“Return to Normal Space.” the ship‘s computer decreed, “Elapsed time eight thousand, eight hundred ninety six minutes. ”

“Return to Normal Space. Elapsed time 6 days, 4 hours, 16 minutes. ”

The Waffles’ Crossing had taken less than a standard week. All in all, an excellent bit of Navigation, all things considered.

Sitting just beyond the red dwarf’s gravity well, the Waffles was only 0.7 AUs from the tiny star. Its single planet, a huge gas giant called Ymir, orbited at some thirty million kilometers. Circling the massive gas giant was a single small world, Eitr, or Nordic Prime; a trip of a bit more than twenty one hours at full thrust.

This time around, Nordic System Control contacted the Waffles of its own volition.

“Inbound ship entered Nordic System at 1641 Hours Local Time. Welcome, strangers. Name and registration for our records, please.”

“The Chicken and Waffles” Captain Fyyg replied, “Registration alpha two zero zero seven two zero one two seven niner seven.”

“Thank you Captain.” System replied. “We have fuel and entertainment facilities available. Simply follow the homing beacon. Cleared for landing at Bay zero one.”

“We’ve been in space quite a while, System Control. It will be good to touch terra firma again!”

“At current acceleration,” System told them, “we show your ship arriving in 21.4 hours; approximately 013.44 Hours Local Time. Welcome to Nordic Prime, Waffles

“Roger that, System.” replied Fygg. “Waffles out.”

Talking it over with his bridge Officers, Fyyg came to the conclusion that their shabby treatment on initial entrance in the Nordic System must have simply been due to a single individual, rather than some problem endemic of Nordic’s System Control.
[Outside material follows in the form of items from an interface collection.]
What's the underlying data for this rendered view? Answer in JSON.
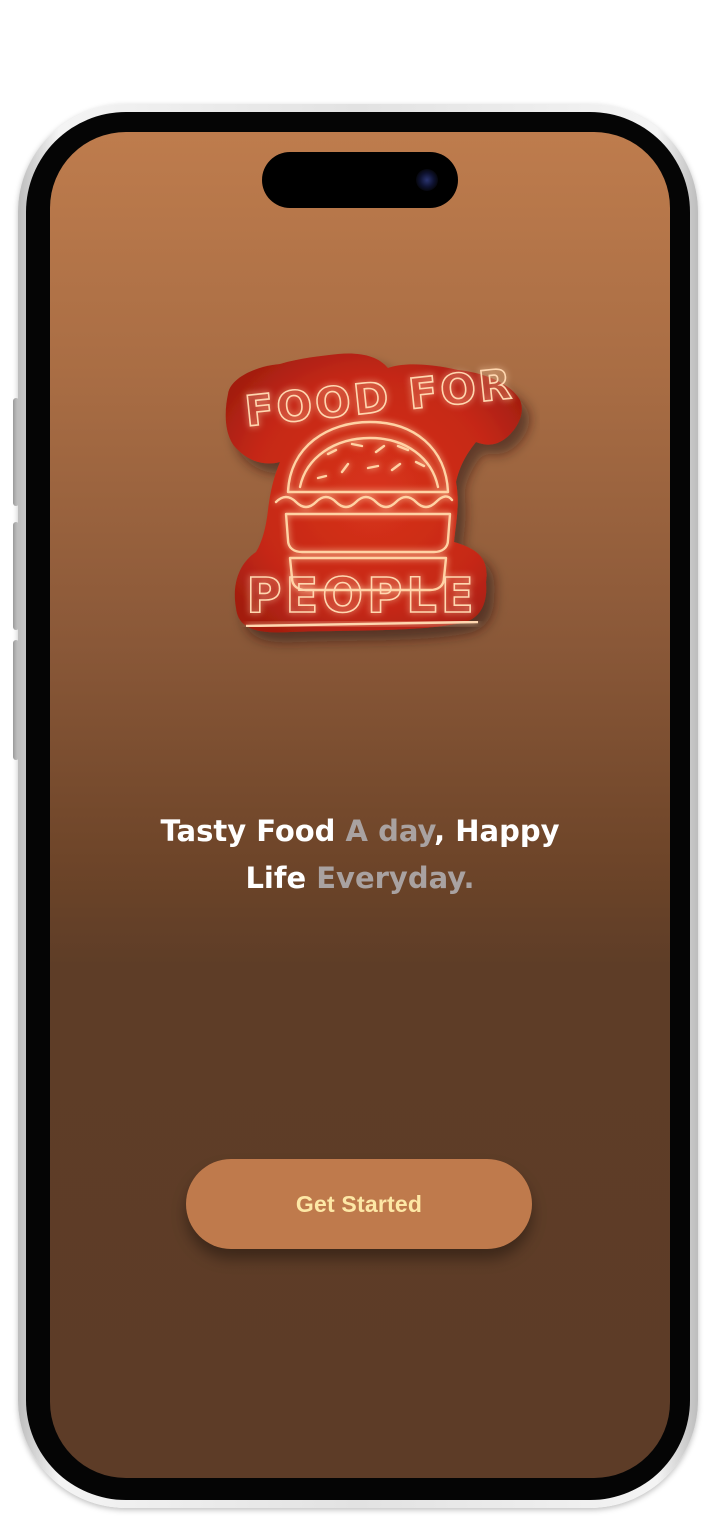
{
  "logo": {
    "line1": "FOOD FOR",
    "line2": "PEOPLE",
    "icon": "burger-neon-icon"
  },
  "tagline": {
    "part1": "Tasty Food ",
    "part2": "A day",
    "part3": ", Happy",
    "part4": "Life ",
    "part5": "Everyday."
  },
  "cta": {
    "label": "Get Started"
  },
  "colors": {
    "background_top": "#be7c4d",
    "background_bottom": "#5d3c27",
    "button_bg": "#bf7a4c",
    "button_text": "#fde8a6",
    "text_primary": "#ffffff",
    "text_muted": "#a9a2a1",
    "neon_red": "#e63a1c"
  }
}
Still, the Captain decided, the individual with whom he’d originally dealt, whoever he was, was going to get a pop in the nose if he could be found.
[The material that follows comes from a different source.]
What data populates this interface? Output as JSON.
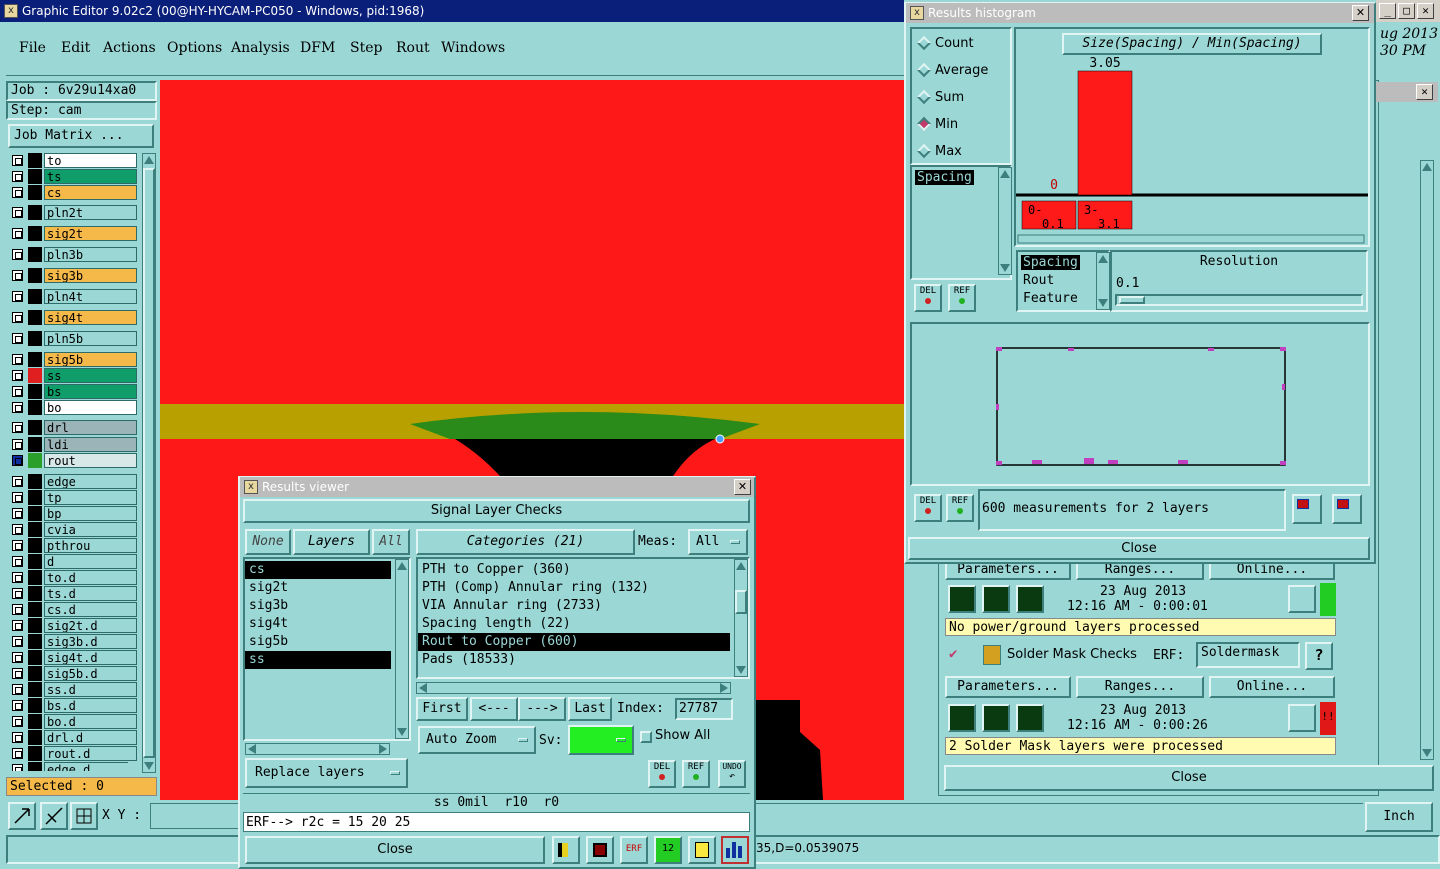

With the Waffles about to make planetfall, one of the black gang, pale Engineer’s 3rd Mate, Yohan ‘The Butcher’ Gleiser, as was his custom, pulled an entire side of blue ox he’d bought on Mica from storage in the freezer, and then, stretching it out over the Number 4 Heat Exchange back in Engineering, set it to slowly cook. This inevitably filled the engineering and crew spaces of the Waffles with the smell of delicious BBQ; the aroma eventually, and quite insidiously, permeating the entire ship. On such a day, the Captain, who’d hailed from green Holt, would find some pretense to descend among the black gang and try a piece, being no stranger to venison. Captain Nordel Fyyg had never found anything wrong with any of the meat Yohan had ever cooked, so when the Captain took the Engineering 3rd Mate aside, ‘The Butcher’ wondered.

“Fabulous as always, Yohan. Really superb! It remind me of roaming the woods back on Holt as a boy with my muzzle-loader!”

At this point the Captain leaned in close, an arm around the little Engineer’s shoulder.

“I was thinking perhaps you wouldn’t mind if we shared our fare with the passengers for our last meal together, Yohan? Sitting around a dingy Starport goes easier when you’ve a full belly, yes? And Nordic Prime, I believe, is going to be one of the dingiest.”

Later in the Crew Lounge, beers were consumed and meat gnawed from numerous bones, while on the next deck up, in the Passenger Lounge, a variety of beers and wines, and other potent potables were consumed and meat gnawed from numerous bones. Music was played on the Micros, and a good time was had by all.